**SOURCE DATA**

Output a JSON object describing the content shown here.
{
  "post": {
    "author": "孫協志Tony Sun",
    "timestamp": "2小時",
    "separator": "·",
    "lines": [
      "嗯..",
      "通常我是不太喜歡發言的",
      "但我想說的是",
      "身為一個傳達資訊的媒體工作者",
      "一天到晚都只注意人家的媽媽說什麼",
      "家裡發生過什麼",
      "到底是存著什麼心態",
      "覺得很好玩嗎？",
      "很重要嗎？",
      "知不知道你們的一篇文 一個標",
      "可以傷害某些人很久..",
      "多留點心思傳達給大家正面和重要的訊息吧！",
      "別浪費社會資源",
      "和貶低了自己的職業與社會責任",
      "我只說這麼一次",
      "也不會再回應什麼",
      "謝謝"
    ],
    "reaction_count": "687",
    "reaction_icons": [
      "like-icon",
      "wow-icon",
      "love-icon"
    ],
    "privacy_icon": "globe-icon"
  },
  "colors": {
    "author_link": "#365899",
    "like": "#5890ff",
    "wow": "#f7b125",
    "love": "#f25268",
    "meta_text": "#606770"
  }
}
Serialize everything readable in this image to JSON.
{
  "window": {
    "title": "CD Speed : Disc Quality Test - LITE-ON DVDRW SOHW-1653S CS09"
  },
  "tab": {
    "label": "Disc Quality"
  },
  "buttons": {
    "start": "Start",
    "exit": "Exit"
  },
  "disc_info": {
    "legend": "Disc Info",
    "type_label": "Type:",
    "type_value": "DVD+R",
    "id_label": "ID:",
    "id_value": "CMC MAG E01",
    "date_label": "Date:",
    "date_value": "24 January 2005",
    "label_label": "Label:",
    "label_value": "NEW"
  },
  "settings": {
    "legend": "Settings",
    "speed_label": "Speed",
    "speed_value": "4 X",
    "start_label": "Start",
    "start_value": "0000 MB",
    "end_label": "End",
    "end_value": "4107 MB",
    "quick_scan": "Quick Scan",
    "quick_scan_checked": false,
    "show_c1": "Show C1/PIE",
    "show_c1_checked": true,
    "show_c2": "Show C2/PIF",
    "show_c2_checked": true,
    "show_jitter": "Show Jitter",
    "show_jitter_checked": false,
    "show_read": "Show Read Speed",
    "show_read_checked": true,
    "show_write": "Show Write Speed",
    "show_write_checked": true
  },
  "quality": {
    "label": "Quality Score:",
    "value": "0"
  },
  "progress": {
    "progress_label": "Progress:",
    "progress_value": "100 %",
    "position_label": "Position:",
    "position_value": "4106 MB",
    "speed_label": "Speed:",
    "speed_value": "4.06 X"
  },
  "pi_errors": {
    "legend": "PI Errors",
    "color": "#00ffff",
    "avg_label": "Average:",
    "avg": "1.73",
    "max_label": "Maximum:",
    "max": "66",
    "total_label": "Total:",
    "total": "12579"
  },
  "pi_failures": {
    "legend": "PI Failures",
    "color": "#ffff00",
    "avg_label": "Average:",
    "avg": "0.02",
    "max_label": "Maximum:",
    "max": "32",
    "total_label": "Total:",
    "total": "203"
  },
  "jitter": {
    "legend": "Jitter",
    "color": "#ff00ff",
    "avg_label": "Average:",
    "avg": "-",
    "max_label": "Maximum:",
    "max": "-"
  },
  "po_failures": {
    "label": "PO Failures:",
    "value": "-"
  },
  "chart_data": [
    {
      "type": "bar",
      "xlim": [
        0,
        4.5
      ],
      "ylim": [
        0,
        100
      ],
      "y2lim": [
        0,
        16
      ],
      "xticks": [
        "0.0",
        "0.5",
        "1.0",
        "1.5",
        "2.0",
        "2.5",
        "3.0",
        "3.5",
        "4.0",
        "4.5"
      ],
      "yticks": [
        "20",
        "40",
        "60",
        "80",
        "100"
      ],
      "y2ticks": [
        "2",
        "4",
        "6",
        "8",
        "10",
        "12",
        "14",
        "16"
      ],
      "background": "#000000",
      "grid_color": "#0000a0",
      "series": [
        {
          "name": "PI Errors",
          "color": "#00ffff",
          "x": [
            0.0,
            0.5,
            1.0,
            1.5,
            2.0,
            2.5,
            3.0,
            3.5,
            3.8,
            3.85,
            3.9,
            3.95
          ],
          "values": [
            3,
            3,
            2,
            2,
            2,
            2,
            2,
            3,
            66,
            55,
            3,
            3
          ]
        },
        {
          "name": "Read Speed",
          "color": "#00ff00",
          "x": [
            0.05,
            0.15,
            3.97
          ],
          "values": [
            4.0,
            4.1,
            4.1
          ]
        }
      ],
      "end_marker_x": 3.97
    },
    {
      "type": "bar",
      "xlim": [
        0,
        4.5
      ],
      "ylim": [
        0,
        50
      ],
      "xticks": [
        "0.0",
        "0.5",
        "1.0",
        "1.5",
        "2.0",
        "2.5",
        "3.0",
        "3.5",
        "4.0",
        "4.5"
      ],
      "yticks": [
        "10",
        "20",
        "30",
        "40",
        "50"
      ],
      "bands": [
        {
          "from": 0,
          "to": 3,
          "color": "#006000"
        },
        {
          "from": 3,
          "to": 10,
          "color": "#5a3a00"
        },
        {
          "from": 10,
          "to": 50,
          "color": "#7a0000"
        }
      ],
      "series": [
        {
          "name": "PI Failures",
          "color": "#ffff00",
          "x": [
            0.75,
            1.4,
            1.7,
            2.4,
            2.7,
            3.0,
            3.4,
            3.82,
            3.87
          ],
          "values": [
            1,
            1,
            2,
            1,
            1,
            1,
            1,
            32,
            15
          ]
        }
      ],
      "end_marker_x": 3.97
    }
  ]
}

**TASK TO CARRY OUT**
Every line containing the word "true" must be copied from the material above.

**RESULT OF THIS EXERCISE**
    "show_c1_checked": true,
    "show_c2_checked": true,
    "show_read_checked": true,
    "show_write_checked": true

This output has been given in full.